[[ DATA open ]]

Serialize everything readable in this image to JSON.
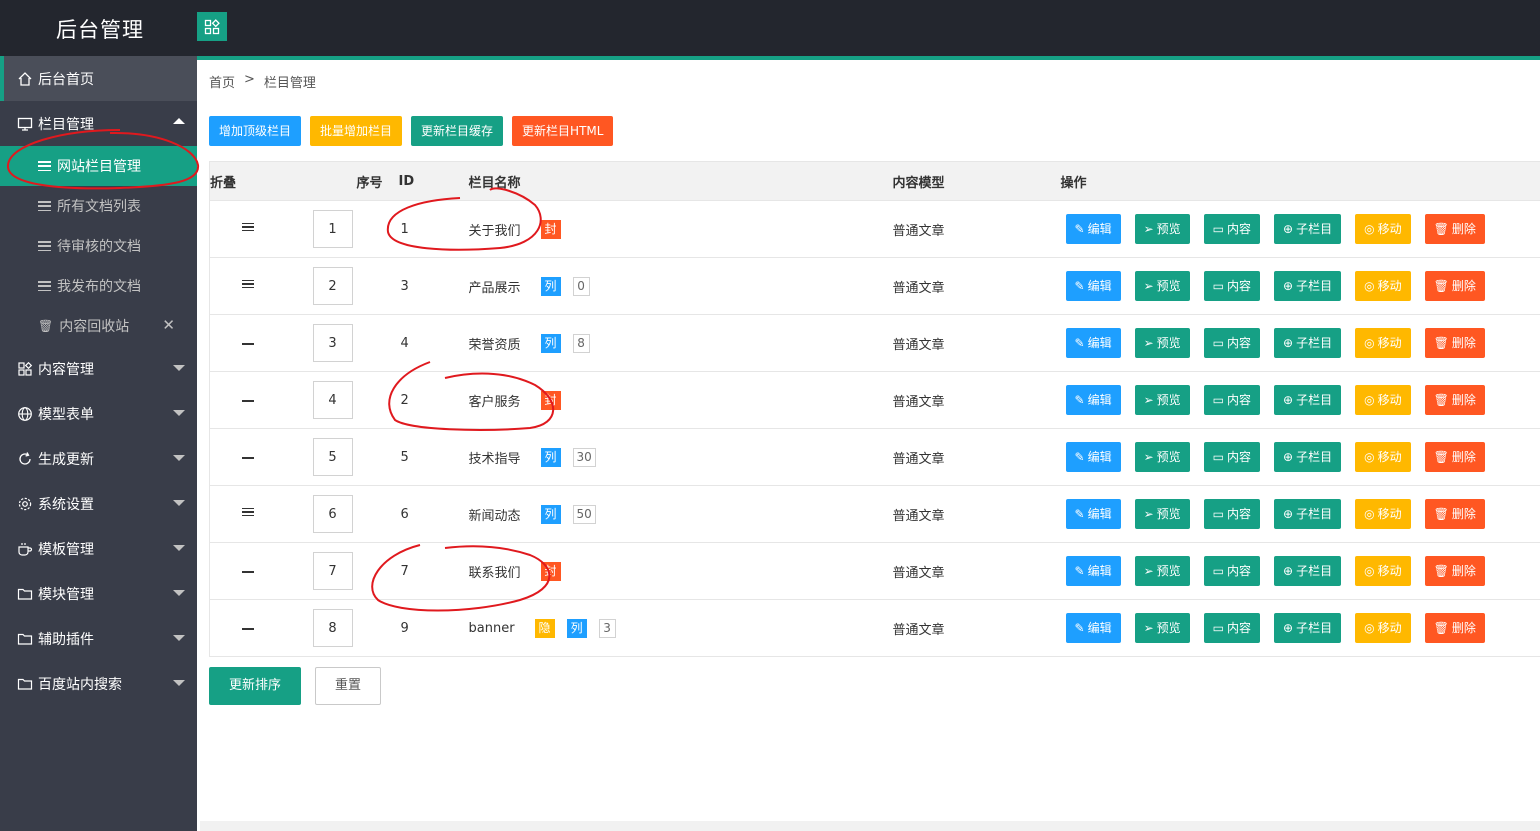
{
  "app": {
    "title": "后台管理"
  },
  "sidebar": {
    "home": "后台首页",
    "column_mgmt": "栏目管理",
    "sub_items": [
      "网站栏目管理",
      "所有文档列表",
      "待审核的文档",
      "我发布的文档",
      "内容回收站"
    ],
    "sections": [
      "内容管理",
      "模型表单",
      "生成更新",
      "系统设置",
      "模板管理",
      "模块管理",
      "辅助插件",
      "百度站内搜索"
    ]
  },
  "breadcrumb": {
    "home": "首页",
    "sep": ">",
    "current": "栏目管理"
  },
  "toolbar": {
    "add_top": "增加顶级栏目",
    "batch_add": "批量增加栏目",
    "refresh_cache": "更新栏目缓存",
    "refresh_html": "更新栏目HTML"
  },
  "table": {
    "headers": {
      "fold": "折叠",
      "sort": "序号",
      "id": "ID",
      "name": "栏目名称",
      "model": "内容模型",
      "ops": "操作"
    },
    "rows": [
      {
        "fold": "lines",
        "sort": "1",
        "id": "1",
        "name": "关于我们",
        "tags": [
          {
            "text": "封",
            "color": "orange"
          }
        ],
        "count": "",
        "model": "普通文章"
      },
      {
        "fold": "lines",
        "sort": "2",
        "id": "3",
        "name": "产品展示",
        "tags": [
          {
            "text": "列",
            "color": "blue"
          }
        ],
        "count": "0",
        "model": "普通文章"
      },
      {
        "fold": "dash",
        "sort": "3",
        "id": "4",
        "name": "荣誉资质",
        "tags": [
          {
            "text": "列",
            "color": "blue"
          }
        ],
        "count": "8",
        "model": "普通文章"
      },
      {
        "fold": "dash",
        "sort": "4",
        "id": "2",
        "name": "客户服务",
        "tags": [
          {
            "text": "封",
            "color": "orange"
          }
        ],
        "count": "",
        "model": "普通文章"
      },
      {
        "fold": "dash",
        "sort": "5",
        "id": "5",
        "name": "技术指导",
        "tags": [
          {
            "text": "列",
            "color": "blue"
          }
        ],
        "count": "30",
        "model": "普通文章"
      },
      {
        "fold": "lines",
        "sort": "6",
        "id": "6",
        "name": "新闻动态",
        "tags": [
          {
            "text": "列",
            "color": "blue"
          }
        ],
        "count": "50",
        "model": "普通文章"
      },
      {
        "fold": "dash",
        "sort": "7",
        "id": "7",
        "name": "联系我们",
        "tags": [
          {
            "text": "封",
            "color": "orange"
          }
        ],
        "count": "",
        "model": "普通文章"
      },
      {
        "fold": "dash",
        "sort": "8",
        "id": "9",
        "name": "banner",
        "tags": [
          {
            "text": "隐",
            "color": "yellow"
          },
          {
            "text": "列",
            "color": "blue"
          }
        ],
        "count": "3",
        "model": "普通文章"
      }
    ],
    "ops": [
      {
        "label": "编辑",
        "icon": "pencil-icon",
        "glyph": "✎",
        "color": "blue"
      },
      {
        "label": "预览",
        "icon": "send-icon",
        "glyph": "➢",
        "color": "green"
      },
      {
        "label": "内容",
        "icon": "folder-icon",
        "glyph": "▭",
        "color": "green"
      },
      {
        "label": "子栏目",
        "icon": "add-circle-icon",
        "glyph": "⊕",
        "color": "green"
      },
      {
        "label": "移动",
        "icon": "move-icon",
        "glyph": "◎",
        "color": "yellow"
      },
      {
        "label": "删除",
        "icon": "trash-icon",
        "glyph": "🗑",
        "color": "red"
      }
    ]
  },
  "actions": {
    "update_sort": "更新排序",
    "reset": "重置"
  },
  "colors": {
    "accent": "#16a085",
    "blue": "#1e9fff",
    "yellow": "#ffb800",
    "red": "#ff5722",
    "sidebar": "#393d49",
    "topbar": "#23262e"
  }
}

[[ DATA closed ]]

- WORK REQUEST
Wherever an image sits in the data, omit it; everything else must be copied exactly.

- EXPECTED ANSWER
Serialize everything readable in this image to JSON.
{
  "app": {
    "title": "后台管理"
  },
  "sidebar": {
    "home": "后台首页",
    "column_mgmt": "栏目管理",
    "sub_items": [
      "网站栏目管理",
      "所有文档列表",
      "待审核的文档",
      "我发布的文档",
      "内容回收站"
    ],
    "sections": [
      "内容管理",
      "模型表单",
      "生成更新",
      "系统设置",
      "模板管理",
      "模块管理",
      "辅助插件",
      "百度站内搜索"
    ]
  },
  "breadcrumb": {
    "home": "首页",
    "sep": ">",
    "current": "栏目管理"
  },
  "toolbar": {
    "add_top": "增加顶级栏目",
    "batch_add": "批量增加栏目",
    "refresh_cache": "更新栏目缓存",
    "refresh_html": "更新栏目HTML"
  },
  "table": {
    "headers": {
      "fold": "折叠",
      "sort": "序号",
      "id": "ID",
      "name": "栏目名称",
      "model": "内容模型",
      "ops": "操作"
    },
    "rows": [
      {
        "fold": "lines",
        "sort": "1",
        "id": "1",
        "name": "关于我们",
        "tags": [
          {
            "text": "封",
            "color": "orange"
          }
        ],
        "count": "",
        "model": "普通文章"
      },
      {
        "fold": "lines",
        "sort": "2",
        "id": "3",
        "name": "产品展示",
        "tags": [
          {
            "text": "列",
            "color": "blue"
          }
        ],
        "count": "0",
        "model": "普通文章"
      },
      {
        "fold": "dash",
        "sort": "3",
        "id": "4",
        "name": "荣誉资质",
        "tags": [
          {
            "text": "列",
            "color": "blue"
          }
        ],
        "count": "8",
        "model": "普通文章"
      },
      {
        "fold": "dash",
        "sort": "4",
        "id": "2",
        "name": "客户服务",
        "tags": [
          {
            "text": "封",
            "color": "orange"
          }
        ],
        "count": "",
        "model": "普通文章"
      },
      {
        "fold": "dash",
        "sort": "5",
        "id": "5",
        "name": "技术指导",
        "tags": [
          {
            "text": "列",
            "color": "blue"
          }
        ],
        "count": "30",
        "model": "普通文章"
      },
      {
        "fold": "lines",
        "sort": "6",
        "id": "6",
        "name": "新闻动态",
        "tags": [
          {
            "text": "列",
            "color": "blue"
          }
        ],
        "count": "50",
        "model": "普通文章"
      },
      {
        "fold": "dash",
        "sort": "7",
        "id": "7",
        "name": "联系我们",
        "tags": [
          {
            "text": "封",
            "color": "orange"
          }
        ],
        "count": "",
        "model": "普通文章"
      },
      {
        "fold": "dash",
        "sort": "8",
        "id": "9",
        "name": "banner",
        "tags": [
          {
            "text": "隐",
            "color": "yellow"
          },
          {
            "text": "列",
            "color": "blue"
          }
        ],
        "count": "3",
        "model": "普通文章"
      }
    ],
    "ops": [
      {
        "label": "编辑",
        "icon": "pencil-icon",
        "glyph": "✎",
        "color": "blue"
      },
      {
        "label": "预览",
        "icon": "send-icon",
        "glyph": "➢",
        "color": "green"
      },
      {
        "label": "内容",
        "icon": "folder-icon",
        "glyph": "▭",
        "color": "green"
      },
      {
        "label": "子栏目",
        "icon": "add-circle-icon",
        "glyph": "⊕",
        "color": "green"
      },
      {
        "label": "移动",
        "icon": "move-icon",
        "glyph": "◎",
        "color": "yellow"
      },
      {
        "label": "删除",
        "icon": "trash-icon",
        "glyph": "🗑",
        "color": "red"
      }
    ]
  },
  "actions": {
    "update_sort": "更新排序",
    "reset": "重置"
  },
  "colors": {
    "accent": "#16a085",
    "blue": "#1e9fff",
    "yellow": "#ffb800",
    "red": "#ff5722",
    "sidebar": "#393d49",
    "topbar": "#23262e"
  }
}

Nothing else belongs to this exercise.